New figures from the Central Statistics Office show that industrial manufacturing production rose by 8.1% in April compared to March.
On an annual basis, production increased by 4.7%.
The CSO said that the "modern sector" - which includes chemicals, pharmaceuticals, computers and electronic equipment - showed a monthly jump of 16.8% in April and an annual increase of 6.7%.
It noted that basic pharmaceutical products and preparations rose by by 31.7% in the month and 3.8% on a yearly basis.
Meanwhile, computer, electronic and optical products increased by 10.3% monthly and increased by 54.2% year on year.
Today's figures also show a monthly increase of 1.8% in the "Traditional" Sector for April and an annual decrease of 0.6% compared with April 2015.
This came on the back of currency movements ahead of the Brexit referendum in the UK - one of the country's main trading partners.
Commenting on today's figures, Merrion economist Alan McQuaid said there had been worries about the drop in sterling against the euro this year and its potential negative impact on manufacturing exports, of which just under a half go to the UK.
"Indeed, if "Brexit" were to happen, then the biggest losers would be the indigenous side, though we expect Britain to vote in the June 23 referendum to stay in the European Union", the economist stated.
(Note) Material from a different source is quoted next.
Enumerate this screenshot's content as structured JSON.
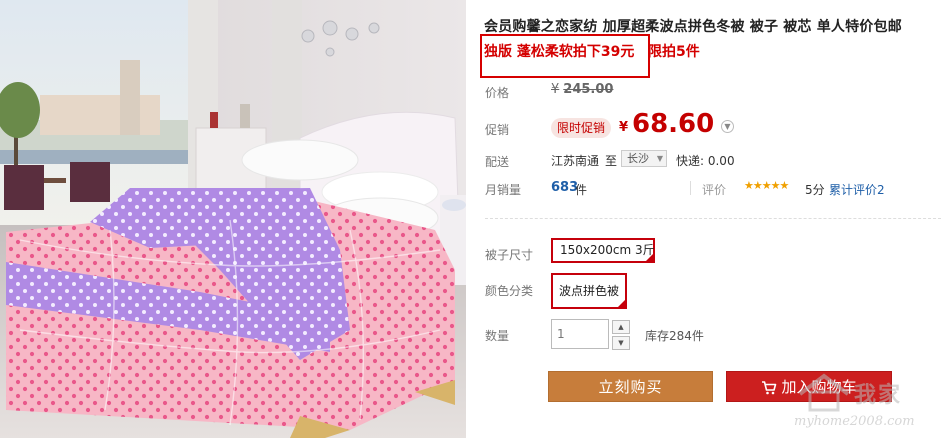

He also said that while concerns remain about the underlying health of the global economy, particularly China, overall growth will hold up this year, particularly in the US and UK, which is good news for Ireland.
"Only a very small amount of total Irish exports go to China, and the Irish PMI data remain in positive territory despite hitting the lowest level in almost three years in May. But the numbers are a reminder that Ireland isn’t immune to a slowdown in the world economy," he added.